08 November, 2019

The Mediterranean region warms 20% faster than the rest of the planet with a projected temperature rise of 2.2 degrees Celsius by 2040 making Cyprus summers extremely hot.


This is according to a study carried out by MedWet, the Mediterranean Wetlands Initiative.

The Mediterranean Sea will be 1.8-3.5 degrees Celsius hotter in some parts by 2100.

Moreover, some coastal areas of the Mediterranean will experience 10cm rise of the sea level more than others. The study has shown that one third of the region’s coastal population will be affected whereas 15 megacities with one or more million inhabitants are at risk of flooding.

“Scientific studies have shown that wetlands are the answer to climate change. Preserving and restoring these vital ecosystems is essential for our future survival,” said MedWet.

In the Mediterranean, half of the wetlands have been destroyed in the past 50 years, as a result of human activities.

There are a total of 424 wetlands protected by the Ramsar Treaty in 27 countries bordering the Mediterranean.

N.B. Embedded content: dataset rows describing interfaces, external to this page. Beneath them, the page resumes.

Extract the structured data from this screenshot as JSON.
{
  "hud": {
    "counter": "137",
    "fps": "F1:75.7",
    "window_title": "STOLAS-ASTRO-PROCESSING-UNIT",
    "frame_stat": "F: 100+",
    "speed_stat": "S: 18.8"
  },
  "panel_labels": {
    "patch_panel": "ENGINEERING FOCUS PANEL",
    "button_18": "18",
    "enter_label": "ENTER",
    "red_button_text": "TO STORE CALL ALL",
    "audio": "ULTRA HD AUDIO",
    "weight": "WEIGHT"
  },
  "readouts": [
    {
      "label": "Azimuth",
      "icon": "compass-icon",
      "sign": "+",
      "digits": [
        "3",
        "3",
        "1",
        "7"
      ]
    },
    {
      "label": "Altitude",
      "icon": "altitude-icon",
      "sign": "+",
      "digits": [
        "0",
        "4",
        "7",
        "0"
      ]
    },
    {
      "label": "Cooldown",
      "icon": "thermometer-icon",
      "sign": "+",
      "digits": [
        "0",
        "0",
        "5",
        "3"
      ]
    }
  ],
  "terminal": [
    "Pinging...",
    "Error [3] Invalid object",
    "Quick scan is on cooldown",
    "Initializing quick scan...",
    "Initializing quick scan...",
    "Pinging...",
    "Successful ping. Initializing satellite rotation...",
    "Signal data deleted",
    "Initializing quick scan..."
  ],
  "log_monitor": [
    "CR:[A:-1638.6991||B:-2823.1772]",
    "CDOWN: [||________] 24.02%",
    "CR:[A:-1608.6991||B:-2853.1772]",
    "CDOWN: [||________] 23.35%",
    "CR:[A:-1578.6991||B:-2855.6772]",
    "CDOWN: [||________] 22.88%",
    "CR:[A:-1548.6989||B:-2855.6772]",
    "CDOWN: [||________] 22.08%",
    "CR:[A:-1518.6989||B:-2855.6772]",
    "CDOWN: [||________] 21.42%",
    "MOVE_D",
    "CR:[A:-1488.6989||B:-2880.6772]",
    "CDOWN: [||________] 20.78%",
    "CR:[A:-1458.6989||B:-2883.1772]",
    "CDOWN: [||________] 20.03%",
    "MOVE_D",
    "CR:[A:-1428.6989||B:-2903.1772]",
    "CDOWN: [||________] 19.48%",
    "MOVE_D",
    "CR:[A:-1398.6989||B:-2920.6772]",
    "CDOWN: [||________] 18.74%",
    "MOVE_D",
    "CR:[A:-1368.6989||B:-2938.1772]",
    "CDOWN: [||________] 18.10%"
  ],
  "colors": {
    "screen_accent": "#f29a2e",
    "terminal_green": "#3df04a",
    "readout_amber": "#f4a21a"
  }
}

Worldwide wetlands are 2,372 and cover an area of ​​2.5 million square kilometres. The wetlands in the Mediterranean cover some 18.5 mln hectares, between 1.7-2.4% of the total area of the 27 countries. Spain has 75 Ramsar sites, Italy 56 and Algeria 50.

The region of Sardinia, and especially the Gulf of Oristano is, according to projections, one of the first Mediterranean areas that will be severely affected by widespread flooding as sea levels rise.

It is estimated that by 2100, local towns (Marceddì, Oristano, Torre Grande and San Giovanni di Sinis), with around 35,000 residents, will be underwater.

Why are Wetlands Important

Alessio Satta, Medwet Executive Secretary, said with the Mediterranean region warming 20% faster than the rest of the world, there is a persistent need for wetlands because they offer nature-based solutions to mitigate the adverse effects of climate change.

“Nature-based solutions include the preservation of functional ecosystems in good ecological health, the improvement of ecosystems management for a sustainable use by human activities, as well as the restoration of degraded ecosystems and the creation of new ones.”

Studies have shown that Mediterranean will be faced with increased risk of floods and the challenge of water availability. The number of people in the Mediterranean region considered to be “water poor” is expected to rise to over 250 million in the next 20 years, from 180 million in 2013, according to data.

Giovanni De Falco, a scientist at the National Research Institute (CNR) of Sardinia, said it’s important to identify coastal areas vulnerable to climate change (flooding, extreme events, acidification), as well as the significance of preserving semi-natural beaches and the natural components of the coastal system that favour coastal resilience, like dunes and ecosystems.

Wetlands in Cyprus

In Cyprus there is a wetland protected by the Ramsar Treaty covering an area of ​​1,107 hectares.

According to data, Cyprus has 58 natural wetlands and 288 artificial sites.

Most natural wetlands are in Famagusta district (19) and cover 62.4% of the area, followed by Paphos (12) with 91.8% of land covered and Larnaca (9) with 87%.

Of all the wetlands of Cyprus, only 3 are considered to be unspoiled, i.e. without any signs of effects cause by human activities, while in 14 of these wetlands, the environment has been changed from its original form. (source CNA)